Myanmar says it will work to protect members of the country's Rohingya Muslim minority that are risking their lives to flee poverty and persecution in the country.
According to a presidential spokesman, President Thein Sein said the government is committed to verifying the nationality of those in need of aid, as well as protecting and assisting Myanmar citizens. He added that authorities will provide assistance and arrange repatriation to other people found in Myanmar.
The announcement follows a meeting Thursday between the president and U.S. Deputy Secretary of State Antony Blinken in the capital, Nyapyitaw. The senior U.S. diplomat had called on Myanmar officials to "improve conditions in Rakhine state so that people don't feel that their only choice is to put their lives at risk by leaving and taking to sea."
Meanwhile Thursday, officials from the country's foreign ministry met with their counterparts from Malaysia and Indonesia to discuss the crisis, ahead of a broader regional summit set to be held next week.
Abandoned at sea
About 3,000 refugees and migrants, mostly Rohingya from Myanmar and Bangladesh, have been rescued or swam ashore in Southeast Asian countries over the past 10 days after being abandoned at sea by human traffickers. Thousands more are thought to be adrift, with dwindling supplies.
After initially refusing to help the so-called boat people, Indonesia and Malaysia on Wednesday agreed to provide humanitarian aid and temporary shelter to the estimated 7,000 stranded migrants, provided they are resettled within one year with the assistance of the international community.
Watch: Rohingya Migrant Boat Accepted in Indonesian Waters
Malaysia Prime Minister Najib Razak on Friday also ordered the Royal Malaysian Navy and Maritime Enforcement Agency to "conduct search and rescue efforts for Rohingya boats," according to a Facebook post, which stressed "We have to prevent the loss of life."
Malaysian Foreign Minister Anifah Aman and Indonesian Foreign Minister Retno Marsudi will discuss the meeting Thursday with Myanmar officials in Myanmar's capital, Naypyidaw. A broader regional summit is set to be held next Friday.

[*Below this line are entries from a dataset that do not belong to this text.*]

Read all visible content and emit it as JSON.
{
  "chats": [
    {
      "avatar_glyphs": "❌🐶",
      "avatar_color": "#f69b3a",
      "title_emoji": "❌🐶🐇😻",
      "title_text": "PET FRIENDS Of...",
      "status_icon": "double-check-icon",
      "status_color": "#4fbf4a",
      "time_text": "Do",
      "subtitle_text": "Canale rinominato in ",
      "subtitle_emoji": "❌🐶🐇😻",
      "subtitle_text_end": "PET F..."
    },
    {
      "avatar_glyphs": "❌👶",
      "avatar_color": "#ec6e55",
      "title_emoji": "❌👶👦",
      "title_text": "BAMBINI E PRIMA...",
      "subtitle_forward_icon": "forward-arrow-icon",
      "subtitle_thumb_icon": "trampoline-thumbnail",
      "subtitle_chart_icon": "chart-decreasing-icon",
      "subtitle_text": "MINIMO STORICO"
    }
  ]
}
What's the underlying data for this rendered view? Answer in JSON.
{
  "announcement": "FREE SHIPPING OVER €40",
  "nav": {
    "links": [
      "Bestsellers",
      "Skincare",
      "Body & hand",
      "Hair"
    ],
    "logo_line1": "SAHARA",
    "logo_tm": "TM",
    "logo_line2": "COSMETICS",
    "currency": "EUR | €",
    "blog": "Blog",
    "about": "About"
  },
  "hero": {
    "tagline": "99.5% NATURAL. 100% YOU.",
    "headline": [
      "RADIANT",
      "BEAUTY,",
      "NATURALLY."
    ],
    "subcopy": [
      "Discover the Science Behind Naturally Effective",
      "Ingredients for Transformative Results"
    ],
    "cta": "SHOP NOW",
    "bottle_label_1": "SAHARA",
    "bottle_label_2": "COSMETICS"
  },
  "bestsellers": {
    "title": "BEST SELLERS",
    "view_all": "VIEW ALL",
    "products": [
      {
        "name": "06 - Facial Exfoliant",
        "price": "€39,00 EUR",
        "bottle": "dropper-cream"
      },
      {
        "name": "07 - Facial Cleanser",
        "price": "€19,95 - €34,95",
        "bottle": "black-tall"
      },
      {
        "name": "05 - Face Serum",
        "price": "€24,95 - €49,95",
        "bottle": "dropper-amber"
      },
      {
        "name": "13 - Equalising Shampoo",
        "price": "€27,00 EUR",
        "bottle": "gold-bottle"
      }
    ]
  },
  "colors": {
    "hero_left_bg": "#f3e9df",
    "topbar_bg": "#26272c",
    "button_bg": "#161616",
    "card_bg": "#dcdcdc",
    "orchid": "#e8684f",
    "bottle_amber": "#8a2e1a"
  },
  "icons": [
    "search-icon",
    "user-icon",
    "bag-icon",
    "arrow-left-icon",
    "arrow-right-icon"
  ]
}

The U.S. State Department welcomed the governments' decision to "uphold their responsibilities under international law," according to spokeswoman Marie Harf. She also said Washington will help the U.N. set up protection centers and consider requests to resettle some of the refugees.
"The U.S. stands ready to help the countries of the region bear the burden and save lives today. We have a common obligation to answer the call of these migrants who have risked their lives at sea," Harf said Wednesday at a regular briefing in Washington.
Thailand takes action
The migrant crisis intensified earlier this month when Thailand disrupted longstanding human trafficking networks that targeted Rohingya. The people smugglers fled, leaving thousands of boat people adrift at sea.
The governments of Malaysia, Indonesia and Thailand were strongly criticized for initially pushing back the boats of refugees. The governments were fearful their shores would be flooded with impoverished migrants if the boat people were allowed to disembark.
Myanmar also has received international criticism for its role in the crisis. The predominantly Buddhist country denies citizenship and many other basic human rights to the mainly Muslim Rohingya group.
The stateless group's fate has worsened since an outbreak of religious violence in 2013, which left over 200 Rohingya dead. Since then, tens of thousands of Rohingya have been forced to live in filthy, overcrowded, prison-like camps in western Rakhine state.
Myanmar, also known as Burma, refrains from even referring to members of the group as Rohingya. Instead, it insists on calling them "Bengalis," and views them as illegal immigrants from neighboring Bangladesh.
The U.N. has repeatedly called for Myanmar to provide full citizenship and other rights to the Rohingya. Its statement on Tuesday called for efforts to be redoubled to "address 'push factors' and the root causes of refugee and migrant flows, including discrimination, deprivation, persecution and violations of human rights."